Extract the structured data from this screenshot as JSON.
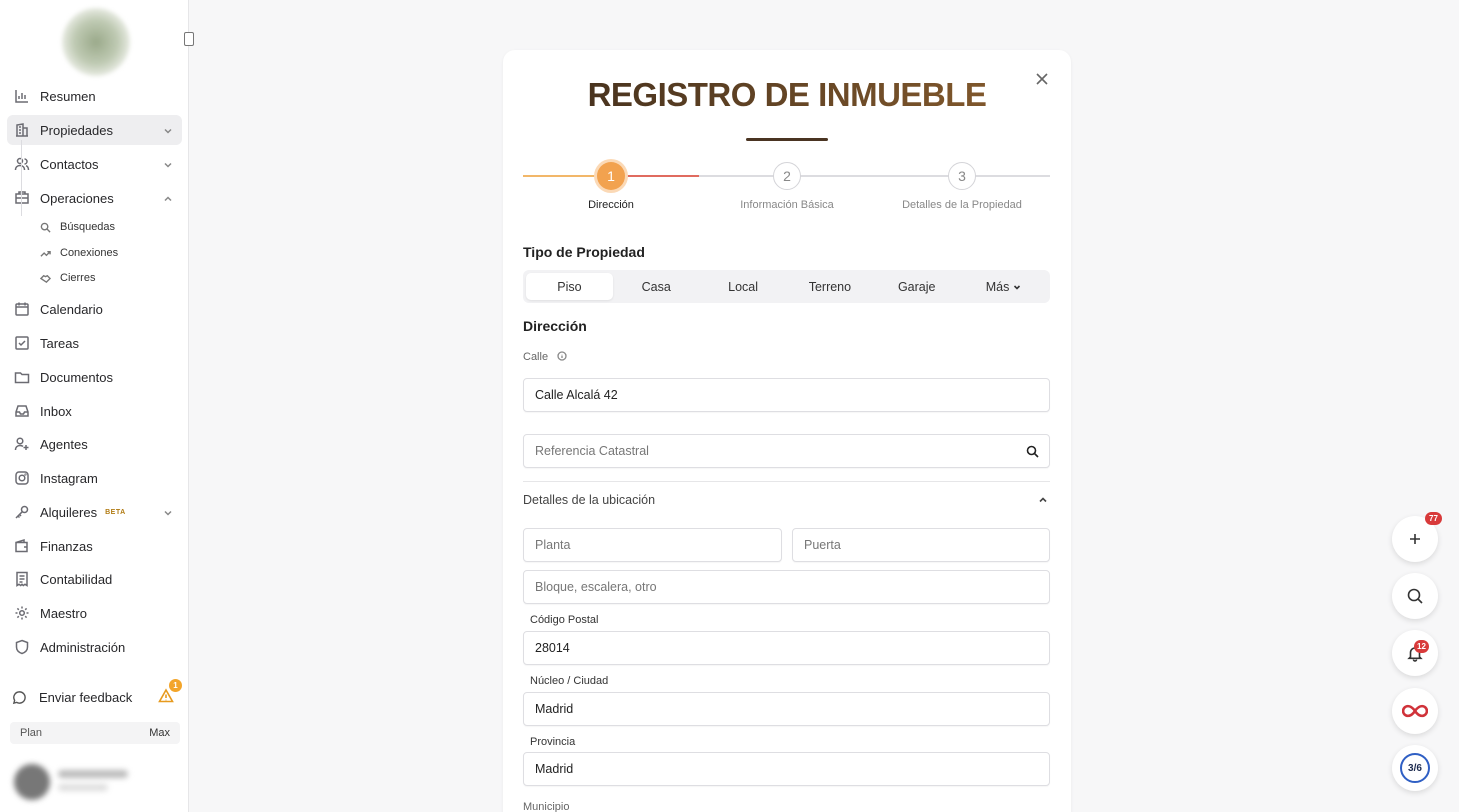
{
  "sidebar": {
    "items": [
      {
        "label": "Resumen",
        "icon": "chart-icon"
      },
      {
        "label": "Propiedades",
        "icon": "building-icon"
      },
      {
        "label": "Contactos",
        "icon": "users-icon"
      },
      {
        "label": "Operaciones",
        "icon": "handshake-icon"
      },
      {
        "label": "Calendario",
        "icon": "calendar-icon"
      },
      {
        "label": "Tareas",
        "icon": "checkbox-icon"
      },
      {
        "label": "Documentos",
        "icon": "folder-icon"
      },
      {
        "label": "Inbox",
        "icon": "inbox-icon"
      },
      {
        "label": "Agentes",
        "icon": "user-plus-icon"
      },
      {
        "label": "Instagram",
        "icon": "instagram-icon"
      },
      {
        "label": "Alquileres",
        "icon": "key-icon",
        "badge": "BETA"
      },
      {
        "label": "Finanzas",
        "icon": "wallet-icon"
      },
      {
        "label": "Contabilidad",
        "icon": "receipt-icon"
      },
      {
        "label": "Maestro",
        "icon": "gear-icon"
      },
      {
        "label": "Administración",
        "icon": "shield-icon"
      }
    ],
    "sub_items": [
      {
        "label": "Búsquedas",
        "icon": "search-icon"
      },
      {
        "label": "Conexiones",
        "icon": "trend-icon"
      },
      {
        "label": "Cierres",
        "icon": "handshake-icon"
      }
    ],
    "feedback": {
      "label": "Enviar feedback",
      "badge": "1"
    },
    "plan": {
      "label": "Plan",
      "value": "Max"
    }
  },
  "modal": {
    "title": "REGISTRO DE INMUEBLE",
    "steps": [
      {
        "number": "1",
        "label": "Dirección"
      },
      {
        "number": "2",
        "label": "Información Básica"
      },
      {
        "number": "3",
        "label": "Detalles de la Propiedad"
      }
    ],
    "property_type": {
      "heading": "Tipo de Propiedad",
      "tabs": [
        "Piso",
        "Casa",
        "Local",
        "Terreno",
        "Garaje",
        "Más"
      ],
      "selected": "Piso"
    },
    "address": {
      "heading": "Dirección",
      "street_label": "Calle",
      "street_value": "Calle Alcalá 42",
      "cadastral_placeholder": "Referencia Catastral",
      "location_details": "Detalles de la ubicación",
      "floor_placeholder": "Planta",
      "door_placeholder": "Puerta",
      "block_placeholder": "Bloque, escalera, otro",
      "postal_label": "Código Postal",
      "postal_value": "28014",
      "city_label": "Núcleo / Ciudad",
      "city_value": "Madrid",
      "province_label": "Provincia",
      "province_value": "Madrid",
      "municipality_label": "Municipio"
    }
  },
  "fabs": {
    "add_badge": "77",
    "notif_badge": "12",
    "progress": "3/6"
  },
  "colors": {
    "accent": "#f2a24f",
    "title_brown": "#6b4a29",
    "badge_red": "#d83a3a"
  }
}
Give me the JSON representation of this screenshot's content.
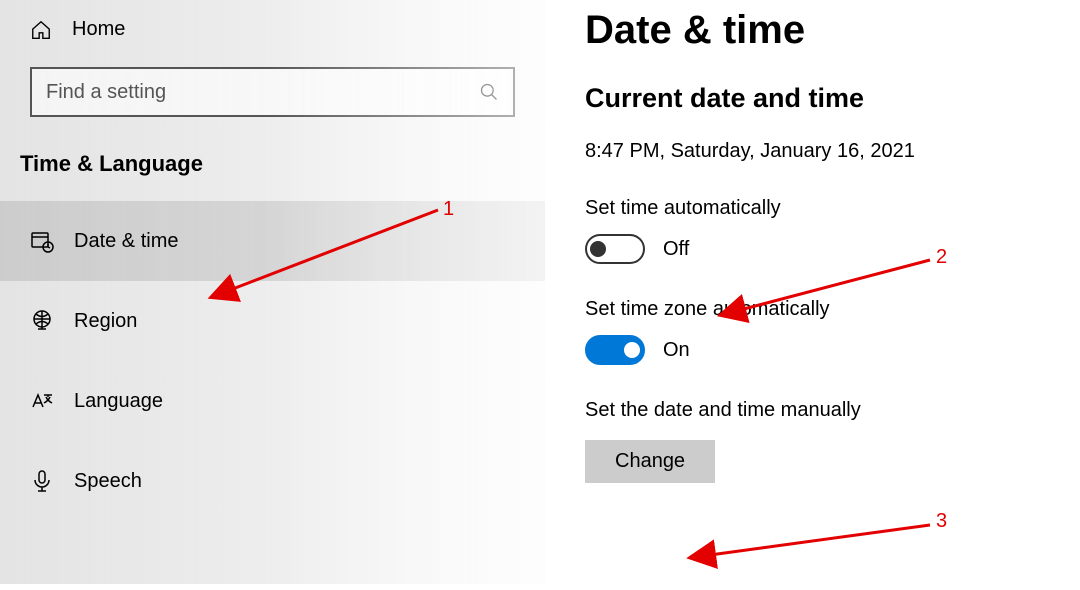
{
  "sidebar": {
    "home_label": "Home",
    "search_placeholder": "Find a setting",
    "category_title": "Time & Language",
    "items": [
      {
        "label": "Date & time"
      },
      {
        "label": "Region"
      },
      {
        "label": "Language"
      },
      {
        "label": "Speech"
      }
    ]
  },
  "main": {
    "page_title": "Date & time",
    "section_title": "Current date and time",
    "current_datetime": "8:47 PM, Saturday, January 16, 2021",
    "auto_time_label": "Set time automatically",
    "auto_time_state": "Off",
    "auto_tz_label": "Set time zone automatically",
    "auto_tz_state": "On",
    "manual_label": "Set the date and time manually",
    "change_button": "Change"
  },
  "annotations": {
    "n1": "1",
    "n2": "2",
    "n3": "3"
  }
}
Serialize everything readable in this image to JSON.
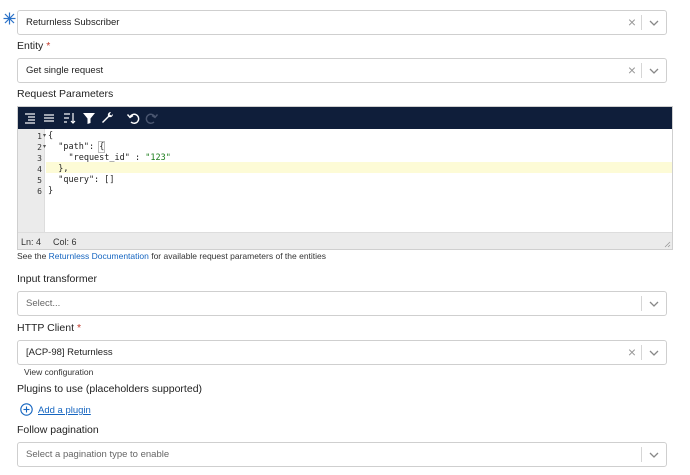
{
  "connector": {
    "icon": "returnless-logo-icon",
    "value": "Returnless Subscriber"
  },
  "entity": {
    "label": "Entity",
    "required_mark": "*",
    "value": "Get single request"
  },
  "request_parameters": {
    "label": "Request Parameters",
    "toolbar": [
      "format-icon",
      "compact-icon",
      "sort-icon",
      "filter-icon",
      "repair-icon",
      "undo-icon",
      "redo-icon"
    ],
    "gutter": [
      "1",
      "2",
      "3",
      "4",
      "5",
      "6"
    ],
    "code_lines": {
      "l1": "{",
      "l2a": "  \"path\": ",
      "l2b": "{",
      "l3a": "    \"request_id\" : ",
      "l3b": "\"123\"",
      "l4": "  },",
      "l5": "  \"query\": []",
      "l6": "}"
    },
    "status": {
      "ln": "Ln: 4",
      "col": "Col: 6"
    },
    "help_before": "See the ",
    "help_link": "Returnless Documentation",
    "help_after": " for available request parameters of the entities"
  },
  "input_transformer": {
    "label": "Input transformer",
    "placeholder": "Select..."
  },
  "http_client": {
    "label": "HTTP Client",
    "required_mark": "*",
    "value": "[ACP-98] Returnless",
    "view_config": "View configuration"
  },
  "plugins": {
    "label": "Plugins to use (placeholders supported)",
    "add_label": "Add a plugin"
  },
  "pagination": {
    "label": "Follow pagination",
    "placeholder": "Select a pagination type to enable"
  }
}
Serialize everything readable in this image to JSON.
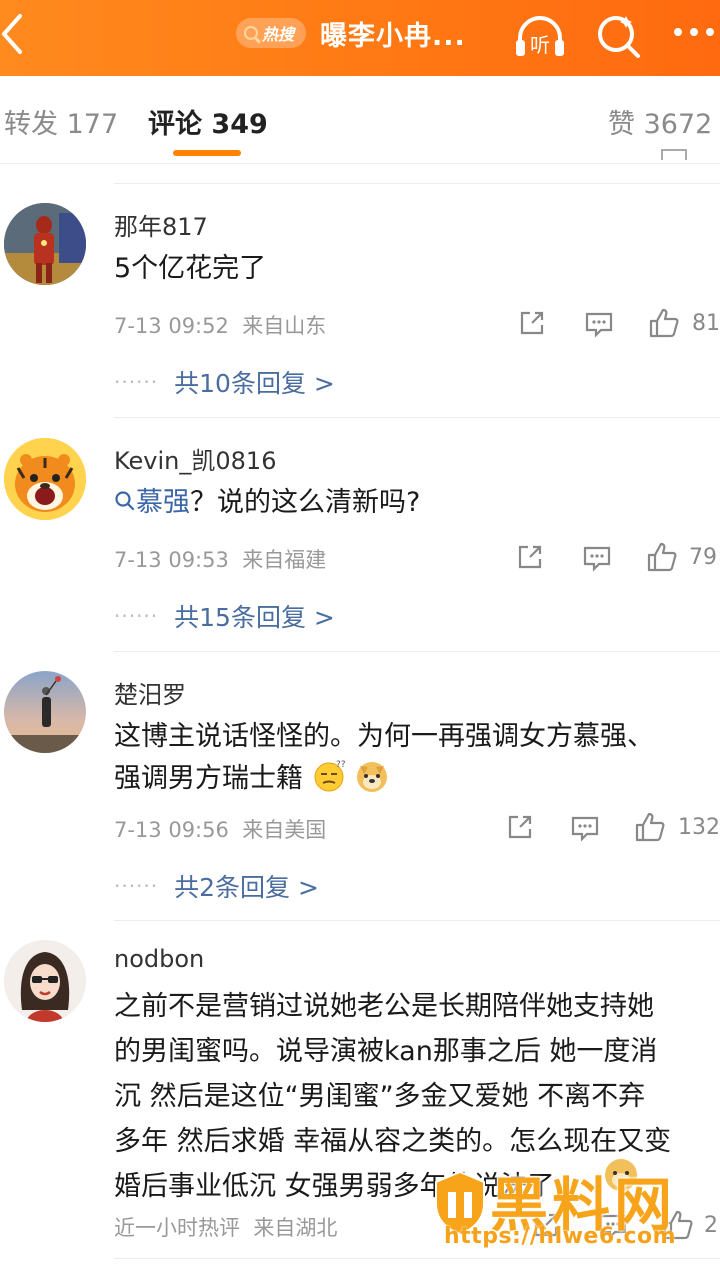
{
  "header": {
    "hot_badge": "热搜",
    "title": "曝李小冉...",
    "listen_label": "听",
    "colors": {
      "bar": "#ff7a14",
      "accent": "#ff8200",
      "link": "#4a6da0"
    }
  },
  "tabs": [
    {
      "label": "转发",
      "count": "177"
    },
    {
      "label": "评论",
      "count": "349"
    },
    {
      "label": "赞",
      "count": "3672"
    }
  ],
  "comments": [
    {
      "user": "那年817",
      "text": "5个亿花完了",
      "time": "7-13 09:52",
      "location": "来自山东",
      "likes": "81",
      "replies": "共10条回复 >"
    },
    {
      "user": "Kevin_凯0816",
      "keyword": "慕强",
      "text": "？说的这么清新吗?",
      "time": "7-13 09:53",
      "location": "来自福建",
      "likes": "79",
      "replies": "共15条回复 >"
    },
    {
      "user": "楚汨罗",
      "text_line1": "这博主说话怪怪的。为何一再强调女方慕强、",
      "text_line2": "强调男方瑞士籍",
      "time": "7-13 09:56",
      "location": "来自美国",
      "likes": "132",
      "replies": "共2条回复 >"
    },
    {
      "user": "nodbon",
      "lines": [
        "之前不是营销过说她老公是长期陪伴她支持她",
        "的男闺蜜吗。说导演被kan那事之后 她一度消",
        "沉 然后是这位“男闺蜜”多金又爱她 不离不弃",
        "多年 然后求婚 幸福从容之类的。怎么现在又变",
        "婚后事业低沉 女强男弱多年的说法了"
      ],
      "time": "近一小时热评",
      "location": "来自湖北",
      "likes": "2"
    }
  ],
  "reply_dots": "······",
  "watermark": {
    "text": "黑料网",
    "url": "https://hlwe6.com"
  }
}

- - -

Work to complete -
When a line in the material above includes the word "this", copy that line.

Answer section -
Extract the structured data from this screenshot as JSON.
Give me the JSON representation of this screenshot's content.
Serialize everything readable in this image to JSON.
Serialize everything readable in this image to JSON.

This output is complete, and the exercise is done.